Start of Given entries

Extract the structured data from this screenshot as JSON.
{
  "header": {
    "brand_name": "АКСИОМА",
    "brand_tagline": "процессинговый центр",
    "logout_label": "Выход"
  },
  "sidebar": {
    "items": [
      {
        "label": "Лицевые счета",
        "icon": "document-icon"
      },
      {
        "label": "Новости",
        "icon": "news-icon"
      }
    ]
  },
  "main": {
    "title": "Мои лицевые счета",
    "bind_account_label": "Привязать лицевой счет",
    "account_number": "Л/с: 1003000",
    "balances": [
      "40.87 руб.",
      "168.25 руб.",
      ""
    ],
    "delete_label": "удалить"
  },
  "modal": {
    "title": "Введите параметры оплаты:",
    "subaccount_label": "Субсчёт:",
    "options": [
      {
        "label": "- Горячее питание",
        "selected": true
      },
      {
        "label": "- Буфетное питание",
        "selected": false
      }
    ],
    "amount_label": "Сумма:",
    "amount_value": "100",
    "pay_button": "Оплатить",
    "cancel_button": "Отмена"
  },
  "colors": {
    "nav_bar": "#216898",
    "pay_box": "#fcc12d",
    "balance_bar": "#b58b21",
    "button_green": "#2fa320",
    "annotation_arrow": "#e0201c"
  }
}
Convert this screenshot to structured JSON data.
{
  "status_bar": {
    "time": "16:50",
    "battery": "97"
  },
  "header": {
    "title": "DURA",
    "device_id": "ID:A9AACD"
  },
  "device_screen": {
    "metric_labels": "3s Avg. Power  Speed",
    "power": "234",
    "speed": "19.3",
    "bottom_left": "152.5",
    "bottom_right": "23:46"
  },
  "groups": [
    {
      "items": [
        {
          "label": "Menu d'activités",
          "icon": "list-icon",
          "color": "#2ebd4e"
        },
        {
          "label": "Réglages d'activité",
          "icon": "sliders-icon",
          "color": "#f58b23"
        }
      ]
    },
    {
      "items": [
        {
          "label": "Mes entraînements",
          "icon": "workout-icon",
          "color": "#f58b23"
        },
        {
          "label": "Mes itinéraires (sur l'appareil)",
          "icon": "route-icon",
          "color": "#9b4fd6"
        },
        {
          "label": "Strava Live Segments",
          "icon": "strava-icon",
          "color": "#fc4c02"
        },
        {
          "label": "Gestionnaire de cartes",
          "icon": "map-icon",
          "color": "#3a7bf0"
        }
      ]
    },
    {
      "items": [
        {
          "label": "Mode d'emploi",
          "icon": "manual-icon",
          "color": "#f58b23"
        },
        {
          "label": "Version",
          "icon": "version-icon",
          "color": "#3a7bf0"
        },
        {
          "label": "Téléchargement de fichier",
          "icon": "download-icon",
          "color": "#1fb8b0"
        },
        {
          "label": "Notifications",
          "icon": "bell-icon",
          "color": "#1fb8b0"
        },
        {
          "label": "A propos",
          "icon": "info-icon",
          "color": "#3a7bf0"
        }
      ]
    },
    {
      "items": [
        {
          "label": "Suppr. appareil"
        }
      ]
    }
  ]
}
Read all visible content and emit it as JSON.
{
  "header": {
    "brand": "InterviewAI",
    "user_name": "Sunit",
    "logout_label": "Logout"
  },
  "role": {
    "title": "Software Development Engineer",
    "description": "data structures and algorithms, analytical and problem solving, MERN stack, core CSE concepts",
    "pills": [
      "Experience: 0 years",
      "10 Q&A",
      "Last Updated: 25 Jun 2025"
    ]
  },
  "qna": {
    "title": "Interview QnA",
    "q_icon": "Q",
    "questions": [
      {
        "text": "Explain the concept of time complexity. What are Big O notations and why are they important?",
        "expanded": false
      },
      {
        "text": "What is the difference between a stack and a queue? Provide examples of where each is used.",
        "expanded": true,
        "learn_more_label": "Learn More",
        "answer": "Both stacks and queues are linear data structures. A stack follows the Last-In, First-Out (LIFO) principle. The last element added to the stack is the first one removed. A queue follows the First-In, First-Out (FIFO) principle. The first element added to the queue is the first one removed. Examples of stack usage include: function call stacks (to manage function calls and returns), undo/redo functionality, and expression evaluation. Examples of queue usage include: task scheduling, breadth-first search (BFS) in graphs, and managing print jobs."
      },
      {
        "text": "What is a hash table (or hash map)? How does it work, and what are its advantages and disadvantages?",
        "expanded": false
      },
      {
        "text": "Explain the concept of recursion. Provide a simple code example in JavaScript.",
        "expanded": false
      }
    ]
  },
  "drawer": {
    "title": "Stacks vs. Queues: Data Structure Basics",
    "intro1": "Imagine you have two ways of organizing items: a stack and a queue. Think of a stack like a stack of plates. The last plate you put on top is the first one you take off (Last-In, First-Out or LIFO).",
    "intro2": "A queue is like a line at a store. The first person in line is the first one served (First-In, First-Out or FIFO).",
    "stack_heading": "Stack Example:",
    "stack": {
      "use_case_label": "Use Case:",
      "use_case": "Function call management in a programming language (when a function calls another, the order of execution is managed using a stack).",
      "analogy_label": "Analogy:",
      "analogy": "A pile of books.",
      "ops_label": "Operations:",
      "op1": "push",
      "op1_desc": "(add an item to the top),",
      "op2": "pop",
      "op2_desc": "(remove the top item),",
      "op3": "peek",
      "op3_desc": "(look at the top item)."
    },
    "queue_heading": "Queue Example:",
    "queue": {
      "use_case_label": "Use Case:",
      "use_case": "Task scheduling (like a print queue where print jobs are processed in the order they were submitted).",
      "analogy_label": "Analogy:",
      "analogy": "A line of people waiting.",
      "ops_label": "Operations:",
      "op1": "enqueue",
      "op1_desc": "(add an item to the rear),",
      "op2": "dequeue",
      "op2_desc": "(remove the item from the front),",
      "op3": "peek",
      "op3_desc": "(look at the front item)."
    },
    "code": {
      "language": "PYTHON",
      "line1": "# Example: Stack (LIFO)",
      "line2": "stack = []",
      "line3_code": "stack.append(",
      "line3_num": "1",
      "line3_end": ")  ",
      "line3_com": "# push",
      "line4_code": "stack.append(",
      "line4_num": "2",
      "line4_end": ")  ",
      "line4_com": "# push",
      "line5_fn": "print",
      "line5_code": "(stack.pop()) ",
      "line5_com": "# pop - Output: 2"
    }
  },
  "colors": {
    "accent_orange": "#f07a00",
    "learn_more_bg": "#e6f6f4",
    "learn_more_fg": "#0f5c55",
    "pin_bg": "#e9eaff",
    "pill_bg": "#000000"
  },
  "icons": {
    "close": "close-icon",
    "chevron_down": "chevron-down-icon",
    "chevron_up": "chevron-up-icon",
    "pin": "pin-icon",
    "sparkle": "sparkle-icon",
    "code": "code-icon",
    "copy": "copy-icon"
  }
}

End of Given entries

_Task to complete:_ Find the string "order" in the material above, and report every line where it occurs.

_Response for this exercise:_
      "use_case": "Function call management in a programming language (when a function calls another, the order of execution is managed using a stack).",
      "use_case": "Task scheduling (like a print queue where print jobs are processed in the order they were submitted).",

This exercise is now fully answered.